  • Starting with pistol aimed at bottom of target, fire 1 shot on middle right dot, then one shot on middle left dot. You are moving in the opposite direction from String 3. Return to bottom of target. Decock, if your pistol has a decocker. Repeat twice more for a total of three shots on each dot. Start position each time is aimed at the base of the target.
  • Starting with pistol at compressed ready, fire 1 shot on bottom left dot, then one shot on bottom right dot. Return to compressed ready. Decock, if your pistol has a decocker. Repeat twice more for a total of three shots on each dot. Starting position for each string is compressed ready.
  • Starting with pistol at compressed ready, fire 1 shot on bottom right dot, then one shot on bottom left dot. You are moving in the opposite direction from String 5. Return to compressed ready. Decock, if your pistol has a decocker. Repeat twice more for a total of three shots on each dot. Starting position for each string is compressed ready.
  • Mark all the hits on your target with a magic marker.
  • On the dot where you had the least hits, i.e., your group was the largest/worst, fire six individual aimed shots, resting between each shot.
  • On the next worst dot, fire a six shot slow fire group as one string of fire.

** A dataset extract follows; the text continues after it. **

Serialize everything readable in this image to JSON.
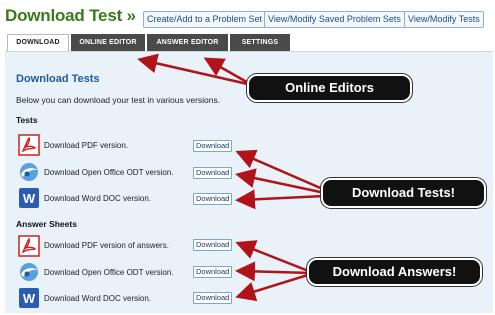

That concludes the drill.

You will find that your marksmanship improves much faster when you concentrate on your first shot and you can tell where each shot goes.

Here is a PDF of the drill you can take to the range on your SmartPhone.

First Shots drill for phone

6 responses

  1. Reblogged this on Growing Up Guns and commented:
    I’ll be doing this drill next week after a 5 month hiatus from shooting.

  2. Eager to see some improvement in my own practice with these helpful tips. Very easy directions to follow and simple enough to implement. Hopefully I won’t have any problems!

  3. Reblogged this on disturbeddeputy and commented:
    Conservation of ammunition through accuracy. Make EVERY shot count

  4. This is an excellent drill, Claude, and, as you point out, far more difficult than it seems. I ran it with the +P+ load I carry, and then again with the ball ammo I generally practice with. Got some excellent insights and useful cognitive/kinesthetic feedback from the process. Thanks! cheers, m

Leave a Reply

Fill in your details below or click an icon to log in:

WordPress.com Logo

You are commenting using your WordPress.com account. Log Out / Change )

Twitter picture

You are commenting using your Twitter account. Log Out / Change )

Facebook photo

You are commenting using your Facebook account. Log Out / Change )

Google+ photo

You are commenting using your Google+ account. Log Out / Change )

Connecting to %s

%d bloggers like this: